It’s hard to miss it, really, isn’t it? Apparently this really was a genuine sheep, born of ewe and graced with two heads; by the looks of it the poor thing didn’t live very long. It is in here because we think it resembles a Smiler.
My family and I visited an awful lot of museums on this trip – one of my favourites was the Bradford Industrial Museum, which has an impressive array of classic cars, printing presses and just about every loom that rolled off the production line, and if you’re not well versed in the history of weaving when you go in, it’s a dead cert by the time you leave. There are live demonstrations and workshops and a temporary exhibit near the gift shop – and that was where we found this.
I mean. it’s Peter Cushing, isn’t it? He’s changed his hair but I’m sure I can spot Roy Castle in the back somewhere.
One thing this neighbourhood is famous for is its art – or one artist in particular. David Hockney (you know, the swimming pool guy) was born in Bradford, and don’t they know it. Nowhere is this more prevalent, perhaps, than Saltaire – a model village (in the aspirational, as opposed to physical sense) that’s now a World Heritage Site since the mill closed its doors, before re-opening them to reveal a bookshop and hipster cafe. The mill’s enormous ground level is now a spacious, almost cathedral-like exhibit dedicated to Hockney (and a number of other artists): vast murals dominate the walls and ethereal music is piped through the speakers. It’s an almost religious experience, and I say that as a lifelong churchgoer.
We went to Saltaire, but just down the road from the Industrial Museum there’s a smallish gallery called Cartwright Hall, which doesn’t have any incense, but which does have a prototype for Colin Baker’s Sixth Doctor costume in the Hockney exhibition upstairs.
Hockney’s a permanent fixture at Cartwright Hall, but the stuff downstairs is shaken up every couple of months. When we went there was a room dedicated to old circus posters, which was far more interesting than it sounds, and an entire wall of Abzorbaloff victims.
Meanwhile, spotted in a Bradford underpass: the DWSR team that never made it back from the ‘Flatline’ shoot.
Admit it, you’re secretly pleased.
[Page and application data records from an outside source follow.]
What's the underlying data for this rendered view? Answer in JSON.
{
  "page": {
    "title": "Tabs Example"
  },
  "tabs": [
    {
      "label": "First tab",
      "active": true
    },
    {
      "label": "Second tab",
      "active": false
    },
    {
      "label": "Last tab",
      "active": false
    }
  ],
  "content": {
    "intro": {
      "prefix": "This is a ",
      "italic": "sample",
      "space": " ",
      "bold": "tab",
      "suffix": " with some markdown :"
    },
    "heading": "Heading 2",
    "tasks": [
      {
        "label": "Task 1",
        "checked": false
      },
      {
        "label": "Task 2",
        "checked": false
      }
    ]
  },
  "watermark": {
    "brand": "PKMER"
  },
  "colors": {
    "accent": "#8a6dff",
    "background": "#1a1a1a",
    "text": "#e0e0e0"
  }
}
What were we doing in Bradford? Amazingly, we weren’t there for Indian food (which Bradford does very well). We were visiting the National Science and Media Museum: five floors of old cameras, magic lanterns and a nice little exhibition about the history of the internet. (There’s also an IMAX cinema, for those who can afford that sort of thing.) If you troop past the walls displaying old cartoons (which are frankly a little unsettling) you will find the penguin jewel heist from The Wrong Trousers – the only set that Aardman didn’t lose in the fire that hit their studios several years back. There’s also an old arcade full of slot machines and consoles from the 70s, 80s and 90s, where we spent a happy half hour revisiting Asteroids, Gauntlet and Sonic The Hedgehog, and where I swiftly remembered that I was never any good at Street Fighter II.
This week at Brian of Morbius, as news emerges of Elton John’s Grand Farewell Tour That’s Going To Take Three Years, an unexpected guest singalong at one of his concerts prompts concerns over cultural appropriation.
Elsewhere, proceedings at the Superbowl are interrupted by an unexpected pitch invasion.
An exclusive still emerges from a Doctor Who casting session that was mercifully denied the green light of approval.